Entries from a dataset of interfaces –

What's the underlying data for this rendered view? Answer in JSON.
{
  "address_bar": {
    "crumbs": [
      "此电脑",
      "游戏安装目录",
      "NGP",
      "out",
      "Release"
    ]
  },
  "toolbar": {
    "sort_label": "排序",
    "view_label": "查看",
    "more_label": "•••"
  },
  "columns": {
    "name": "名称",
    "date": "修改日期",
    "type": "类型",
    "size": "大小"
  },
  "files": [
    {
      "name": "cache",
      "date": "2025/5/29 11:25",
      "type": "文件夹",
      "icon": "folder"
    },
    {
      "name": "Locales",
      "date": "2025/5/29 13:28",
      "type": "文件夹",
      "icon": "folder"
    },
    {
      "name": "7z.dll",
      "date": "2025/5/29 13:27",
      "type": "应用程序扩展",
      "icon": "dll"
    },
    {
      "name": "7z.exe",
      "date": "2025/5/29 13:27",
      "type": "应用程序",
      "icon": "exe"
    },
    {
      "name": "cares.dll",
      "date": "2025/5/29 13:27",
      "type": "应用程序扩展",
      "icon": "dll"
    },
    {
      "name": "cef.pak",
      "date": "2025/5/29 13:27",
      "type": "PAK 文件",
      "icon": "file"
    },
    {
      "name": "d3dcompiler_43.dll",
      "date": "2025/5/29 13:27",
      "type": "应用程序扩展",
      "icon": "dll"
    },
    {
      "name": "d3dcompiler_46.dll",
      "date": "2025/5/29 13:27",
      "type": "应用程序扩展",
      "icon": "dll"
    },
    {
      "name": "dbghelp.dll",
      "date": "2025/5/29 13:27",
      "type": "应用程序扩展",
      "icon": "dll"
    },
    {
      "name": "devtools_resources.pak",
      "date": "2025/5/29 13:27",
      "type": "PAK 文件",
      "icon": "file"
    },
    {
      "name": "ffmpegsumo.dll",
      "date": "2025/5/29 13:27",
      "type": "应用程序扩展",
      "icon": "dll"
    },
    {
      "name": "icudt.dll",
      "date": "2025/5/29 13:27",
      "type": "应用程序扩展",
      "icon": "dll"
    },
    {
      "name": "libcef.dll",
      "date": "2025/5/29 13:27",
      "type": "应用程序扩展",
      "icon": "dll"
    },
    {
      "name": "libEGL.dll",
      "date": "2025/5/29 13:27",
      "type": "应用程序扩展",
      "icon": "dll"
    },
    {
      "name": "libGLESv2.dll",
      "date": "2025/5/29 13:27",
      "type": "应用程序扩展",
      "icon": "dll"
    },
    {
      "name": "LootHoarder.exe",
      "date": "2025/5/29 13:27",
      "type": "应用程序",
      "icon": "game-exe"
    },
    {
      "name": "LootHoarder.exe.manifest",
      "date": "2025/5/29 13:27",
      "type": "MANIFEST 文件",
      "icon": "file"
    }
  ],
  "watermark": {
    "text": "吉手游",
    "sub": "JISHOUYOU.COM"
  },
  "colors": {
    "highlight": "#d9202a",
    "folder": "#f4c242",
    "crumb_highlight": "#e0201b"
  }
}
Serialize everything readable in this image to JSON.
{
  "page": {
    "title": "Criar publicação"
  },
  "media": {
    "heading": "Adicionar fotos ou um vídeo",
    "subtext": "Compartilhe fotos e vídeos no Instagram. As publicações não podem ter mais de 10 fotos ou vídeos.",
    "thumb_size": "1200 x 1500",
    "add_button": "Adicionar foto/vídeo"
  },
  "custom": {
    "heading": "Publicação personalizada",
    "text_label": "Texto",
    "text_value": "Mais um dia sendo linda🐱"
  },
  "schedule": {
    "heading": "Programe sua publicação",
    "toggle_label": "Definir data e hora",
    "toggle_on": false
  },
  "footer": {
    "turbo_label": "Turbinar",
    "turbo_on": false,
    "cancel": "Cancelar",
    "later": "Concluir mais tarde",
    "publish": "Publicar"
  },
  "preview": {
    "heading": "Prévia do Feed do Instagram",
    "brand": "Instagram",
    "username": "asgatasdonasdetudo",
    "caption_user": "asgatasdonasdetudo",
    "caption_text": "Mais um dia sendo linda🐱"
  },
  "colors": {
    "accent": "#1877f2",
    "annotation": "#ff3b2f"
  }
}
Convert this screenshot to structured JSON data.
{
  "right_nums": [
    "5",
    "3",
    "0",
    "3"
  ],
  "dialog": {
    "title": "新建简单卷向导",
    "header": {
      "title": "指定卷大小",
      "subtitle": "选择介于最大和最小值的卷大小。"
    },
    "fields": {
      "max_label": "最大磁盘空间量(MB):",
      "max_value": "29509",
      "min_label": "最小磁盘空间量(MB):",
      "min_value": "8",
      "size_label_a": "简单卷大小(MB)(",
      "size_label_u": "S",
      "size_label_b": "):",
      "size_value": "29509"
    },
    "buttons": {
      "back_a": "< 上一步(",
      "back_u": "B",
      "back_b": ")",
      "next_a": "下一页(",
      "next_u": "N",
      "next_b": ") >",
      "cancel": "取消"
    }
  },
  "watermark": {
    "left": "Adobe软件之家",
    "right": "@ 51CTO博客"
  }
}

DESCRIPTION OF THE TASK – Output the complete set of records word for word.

RESULT FOR THIS EXERCISE –
What's the underlying data for this rendered view? Answer in JSON.
{
  "address_bar": {
    "crumbs": [
      "此电脑",
      "游戏安装目录",
      "NGP",
      "out",
      "Release"
    ]
  },
  "toolbar": {
    "sort_label": "排序",
    "view_label": "查看",
    "more_label": "•••"
  },
  "columns": {
    "name": "名称",
    "date": "修改日期",
    "type": "类型",
    "size": "大小"
  },
  "files": [
    {
      "name": "cache",
      "date": "2025/5/29 11:25",
      "type": "文件夹",
      "icon": "folder"
    },
    {
      "name": "Locales",
      "date": "2025/5/29 13:28",
      "type": "文件夹",
      "icon": "folder"
    },
    {
      "name": "7z.dll",
      "date": "2025/5/29 13:27",
      "type": "应用程序扩展",
      "icon": "dll"
    },
    {
      "name": "7z.exe",
      "date": "2025/5/29 13:27",
      "type": "应用程序",
      "icon": "exe"
    },
    {
      "name": "cares.dll",
      "date": "2025/5/29 13:27",
      "type": "应用程序扩展",
      "icon": "dll"
    },
    {
      "name": "cef.pak",
      "date": "2025/5/29 13:27",
      "type": "PAK 文件",
      "icon": "file"
    },
    {
      "name": "d3dcompiler_43.dll",
      "date": "2025/5/29 13:27",
      "type": "应用程序扩展",
      "icon": "dll"
    },
    {
      "name": "d3dcompiler_46.dll",
      "date": "2025/5/29 13:27",
      "type": "应用程序扩展",
      "icon": "dll"
    },
    {
      "name": "dbghelp.dll",
      "date": "2025/5/29 13:27",
      "type": "应用程序扩展",
      "icon": "dll"
    },
    {
      "name": "devtools_resources.pak",
      "date": "2025/5/29 13:27",
      "type": "PAK 文件",
      "icon": "file"
    },
    {
      "name": "ffmpegsumo.dll",
      "date": "2025/5/29 13:27",
      "type": "应用程序扩展",
      "icon": "dll"
    },
    {
      "name": "icudt.dll",
      "date": "2025/5/29 13:27",
      "type": "应用程序扩展",
      "icon": "dll"
    },
    {
      "name": "libcef.dll",
      "date": "2025/5/29 13:27",
      "type": "应用程序扩展",
      "icon": "dll"
    },
    {
      "name": "libEGL.dll",
      "date": "2025/5/29 13:27",
      "type": "应用程序扩展",
      "icon": "dll"
    },
    {
      "name": "libGLESv2.dll",
      "date": "2025/5/29 13:27",
      "type": "应用程序扩展",
      "icon": "dll"
    },
    {
      "name": "LootHoarder.exe",
      "date": "2025/5/29 13:27",
      "type": "应用程序",
      "icon": "game-exe"
    },
    {
      "name": "LootHoarder.exe.manifest",
      "date": "2025/5/29 13:27",
      "type": "MANIFEST 文件",
      "icon": "file"
    }
  ],
  "watermark": {
    "text": "吉手游",
    "sub": "JISHOUYOU.COM"
  },
  "colors": {
    "highlight": "#d9202a",
    "folder": "#f4c242",
    "crumb_highlight": "#e0201b"
  }
}
Serialize everything readable in this image to JSON.
{
  "page": {
    "title": "Criar publicação"
  },
  "media": {
    "heading": "Adicionar fotos ou um vídeo",
    "subtext": "Compartilhe fotos e vídeos no Instagram. As publicações não podem ter mais de 10 fotos ou vídeos.",
    "thumb_size": "1200 x 1500",
    "add_button": "Adicionar foto/vídeo"
  },
  "custom": {
    "heading": "Publicação personalizada",
    "text_label": "Texto",
    "text_value": "Mais um dia sendo linda🐱"
  },
  "schedule": {
    "heading": "Programe sua publicação",
    "toggle_label": "Definir data e hora",
    "toggle_on": false
  },
  "footer": {
    "turbo_label": "Turbinar",
    "turbo_on": false,
    "cancel": "Cancelar",
    "later": "Concluir mais tarde",
    "publish": "Publicar"
  },
  "preview": {
    "heading": "Prévia do Feed do Instagram",
    "brand": "Instagram",
    "username": "asgatasdonasdetudo",
    "caption_user": "asgatasdonasdetudo",
    "caption_text": "Mais um dia sendo linda🐱"
  },
  "colors": {
    "accent": "#1877f2",
    "annotation": "#ff3b2f"
  }
}
Convert this screenshot to structured JSON data.
{
  "right_nums": [
    "5",
    "3",
    "0",
    "3"
  ],
  "dialog": {
    "title": "新建简单卷向导",
    "header": {
      "title": "指定卷大小",
      "subtitle": "选择介于最大和最小值的卷大小。"
    },
    "fields": {
      "max_label": "最大磁盘空间量(MB):",
      "max_value": "29509",
      "min_label": "最小磁盘空间量(MB):",
      "min_value": "8",
      "size_label_a": "简单卷大小(MB)(",
      "size_label_u": "S",
      "size_label_b": "):",
      "size_value": "29509"
    },
    "buttons": {
      "back_a": "< 上一步(",
      "back_u": "B",
      "back_b": ")",
      "next_a": "下一页(",
      "next_u": "N",
      "next_b": ") >",
      "cancel": "取消"
    }
  },
  "watermark": {
    "left": "Adobe软件之家",
    "right": "@ 51CTO博客"
  }
}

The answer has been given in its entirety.